YES) The government requires that people buy auto insurance. Same thing.
NO) Health insurance is our health, the act of simply being alive. That is a right protected by the Constitution. The government cannot require you to buy health insurance.

In 2012, the Supreme Court agreed with the No argument. “The federal government does not have the power to order people to buy health insurance,” Chief Justice Roberts wrote (Norman, 2012). However, the government can charge a person a tax for not buying health insurance. The penalty was a tax. With that understanding, Obamacare was allowed to stand.

Wearing a seat belt or motorcycle helmet protects us. Wearing a mask protects others. Don’t we have a duty to others in our community? Isn’t that part of the implied social contract? This debate is similar to the one about vaccines, especially those given for childhood diseases. Getting a vaccine helps protect others. Can a public school require my child to be vaccinated?

The Yang Gang is a group of supporters named after former Presidential candidate Andrew Yang. He proposed a Universal Basic Income program that would send money to most households every month. The program recognizes human dignity and provides a minimum threshold of financial support. Members of the Yang Gang recognize a broad social contract that includes a duty to help support others. Their motto is “not left or right, but forward.”

Some recognize two forms of the social contract. The first is an involuntary participation in society that is regulated by a coercive government. This is the reflexive form of duty that Emerson wrote about. We accept the rules, duties and principles even if we don’t agree with them. We make a bargain to ensure some security of our freedom and property. The second type of social contract is voluntary, or at least non-coercive, akin to what Emerson called a direct duty. This includes our family, our church, civic groups and the people we mingle with.

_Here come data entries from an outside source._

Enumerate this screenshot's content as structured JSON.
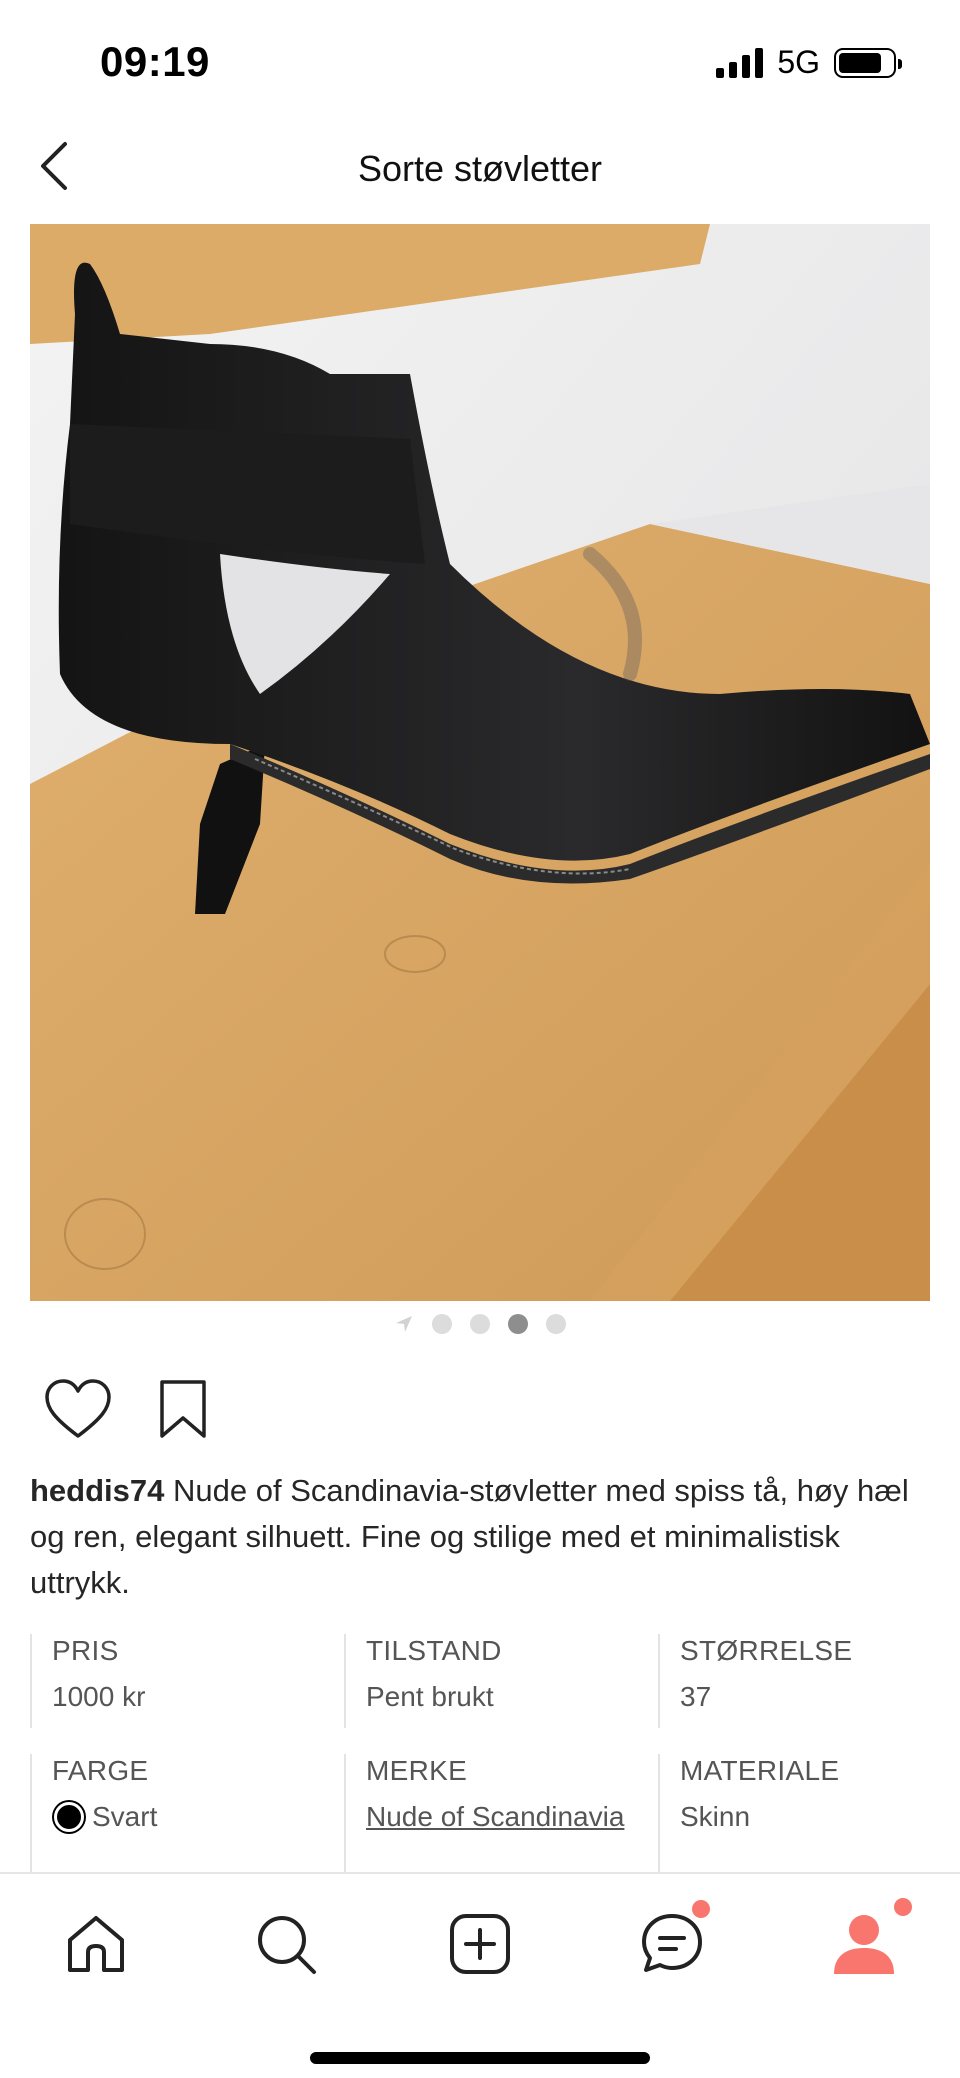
{
  "status_bar": {
    "time": "09:19",
    "network": "5G",
    "battery_level": 0.8
  },
  "header": {
    "title": "Sorte støvletter",
    "back_icon": "chevron-left-icon"
  },
  "photo": {
    "carousel_total": 4,
    "carousel_active": 3
  },
  "actions": {
    "like_icon": "heart-icon",
    "save_icon": "bookmark-icon"
  },
  "description": {
    "username": "heddis74",
    "text": "Nude of Scandinavia-støvletter med spiss tå, høy hæl og ren, elegant silhuett. Fine og stilige med et minimalistisk uttrykk."
  },
  "attributes": {
    "price": {
      "label": "PRIS",
      "value": "1000 kr"
    },
    "condition": {
      "label": "TILSTAND",
      "value": "Pent brukt"
    },
    "size": {
      "label": "STØRRELSE",
      "value": "37"
    },
    "color": {
      "label": "FARGE",
      "value": "Svart",
      "swatch": "#000000"
    },
    "brand": {
      "label": "MERKE",
      "value": "Nude of Scandinavia"
    },
    "material": {
      "label": "MATERIALE",
      "value": "Skinn"
    }
  },
  "bottom_nav": {
    "items": [
      "home-icon",
      "search-icon",
      "add-icon",
      "messages-icon",
      "profile-icon"
    ],
    "accent_color": "#f8766d"
  }
}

We feel strongly about our opinions, and weigh the various aspects of an issue differently. Emerson thought each person’s synthesis of experience was unique and that each of us formed “a new classification” of the world. A democracy requires consensus. In a nation that prides itself on its independence, we have chosen a form of government that makes us dependent on each other to create the rules for our society. On July 4th , we declared our independence from Britain, and our in-dependence on each other.


Photo by Scott Graham on Unsplash

Emerson, R. W. (1841). On Self-Reliance. American Transcendentalism Web. Retrieved July 04, 2020, from

Jones, M., & Bayer, R. (2007, February). Paternalism and its discontents: Motorcycle helmet laws, libertarian values, and public health. Retrieved July 04, 2020, from

Norman, J. (2012). Supreme Court Upholds Health Care Law in 5-4 Decision. Retrieved July 04, 2020, from

Wolinsky, L. (1985, February 19). Big Lobbies Clash in Fight on Seat Belts : Hearings Open Today as California Joins Auto Safety Debate. Los Angeles Times. Retrieved July 04, 2020, from